Meet our Nordic Fellow Eddi Eidsvåg
Eddi is the founder of Pøbelprosjektet. An initiative that supports youth to enter the workforce, recognize their potential and acquire the attitudes and habits that are needed to obtain and hold a job.
His Changemaker journey
Eddi’s entrepreneurial life began early on. At an early age, he was taught that it is of upmost importance to dream. When he was twelve, he created kids’ houses for his friends who didn’t find enough quiet at home to do their homework. At age 14, he founded a restaurant with the money he received from his confirmation gifts. From 1989 to 1991 Eddi founded a Norwegian collective for people with drug addiction that focused on getting them back to work.
In 1997 Eddi set up his own bakery. He put an advertisement in the newspaper to request that Pøbel apply for internships. This advertisement gained immense interest, public attention and one position at the bakery grew to seven. Afterwards, Eddi began to think about what pøbel (“Troubled youth” in Norwegian) means in society.
From 1997 to 2009, he developed the concept of Pøbelprosjektet while working at his bakery. Eddi worked with his Pøbel employees to co-create the content of the courses. He also wrote several cookbooks during this time.
In 2009, Eddi created Pøbelprosjektet and was initially sponsored fully by NAV with a base in Stavanger, Norway. In 2012, Pøbelprosjektet opened operations in Oslo.

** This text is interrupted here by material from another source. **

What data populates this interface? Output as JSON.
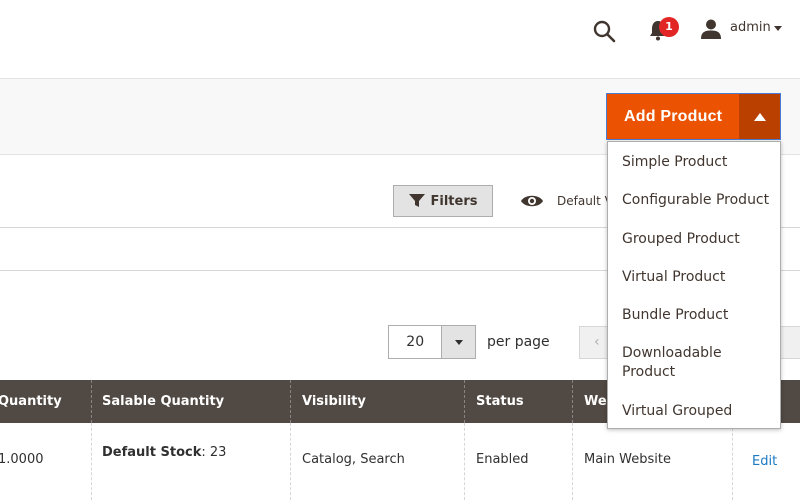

Eddi is a brilliant lecturer, social entrepreneur, visionary, stand-up comedian and baker.
Although the Norwegian government provides well-funded conventional educational opportunities and an abundant array of welfare services to its citizens, those offerings are not designed to address the needs of thousands of young people who may lack the self-discipline and/or social skills required for successful employment or meeting performance standards.
Eddi’s Pøbelprosjektet is successfully addressing that void with an intensive, six-week training program and a rich and growing array of follow up activities. With its “tough love” approach, Pøbelprosjektet has succeeded in instilling in its participants both a heightened sense of self-worth and a deeper understanding of the consequences of dropping out. Besides, it also serves as an effective substitute for the absence of a supportive family structure in the lives of most of the project’s participants.
Complementing those activities, Eddi has also built a network of more than a thousand employers across Norway who regard the successful completion of the project’s training program as a trusted “seal of approval” when they are hiring new, entry-level employees.
With these accomplishments—and attendant reductions in the Norwegian government’s welfare payments for unemployed youth— Pøbelprosjektet is playing an increasingly important role in reshaping education policy in the Nordic region.